# Data provided

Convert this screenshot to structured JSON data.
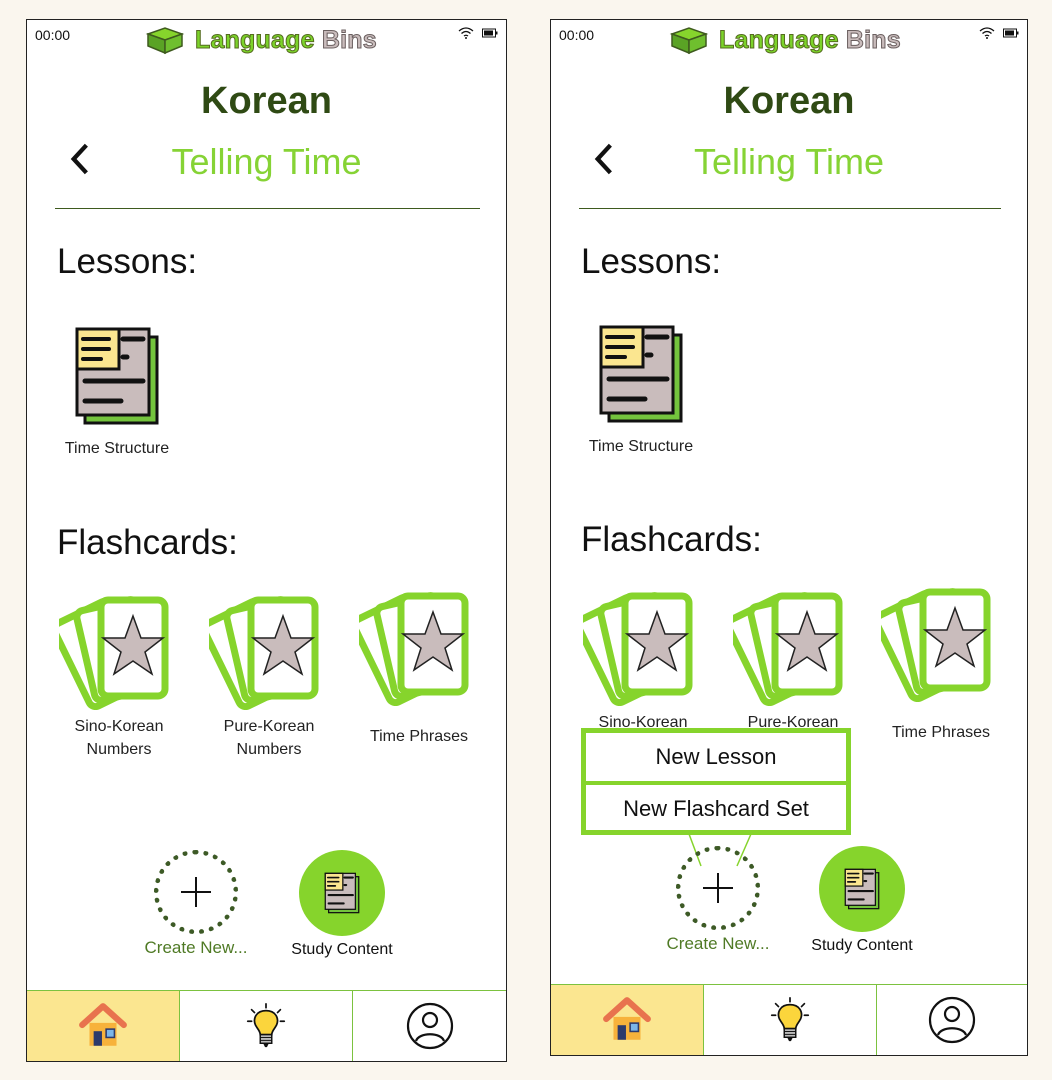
{
  "status": {
    "time": "00:00"
  },
  "brand": {
    "name_part1": "Language",
    "name_part2": "Bins"
  },
  "header": {
    "title": "Korean",
    "subtitle": "Telling Time"
  },
  "sections": {
    "lessons": "Lessons:",
    "flashcards": "Flashcards:"
  },
  "lessons": [
    {
      "label": "Time Structure"
    }
  ],
  "flashcards": [
    {
      "line1": "Sino-Korean",
      "line2": "Numbers"
    },
    {
      "line1": "Pure-Korean",
      "line2": "Numbers"
    },
    {
      "line1": "Time Phrases",
      "line2": ""
    }
  ],
  "actions": {
    "create": "Create New...",
    "study": "Study Content"
  },
  "create_menu": {
    "new_lesson": "New Lesson",
    "new_flashcard_set": "New Flashcard Set"
  },
  "nav": {
    "items": [
      "home-icon",
      "lightbulb-icon",
      "profile-icon"
    ],
    "active": "home"
  },
  "colors": {
    "accent_green": "#86d42c",
    "dark_green": "#2f4a14",
    "nav_active": "#fbe690"
  }
}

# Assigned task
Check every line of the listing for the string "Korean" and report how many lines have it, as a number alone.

# Answer section
3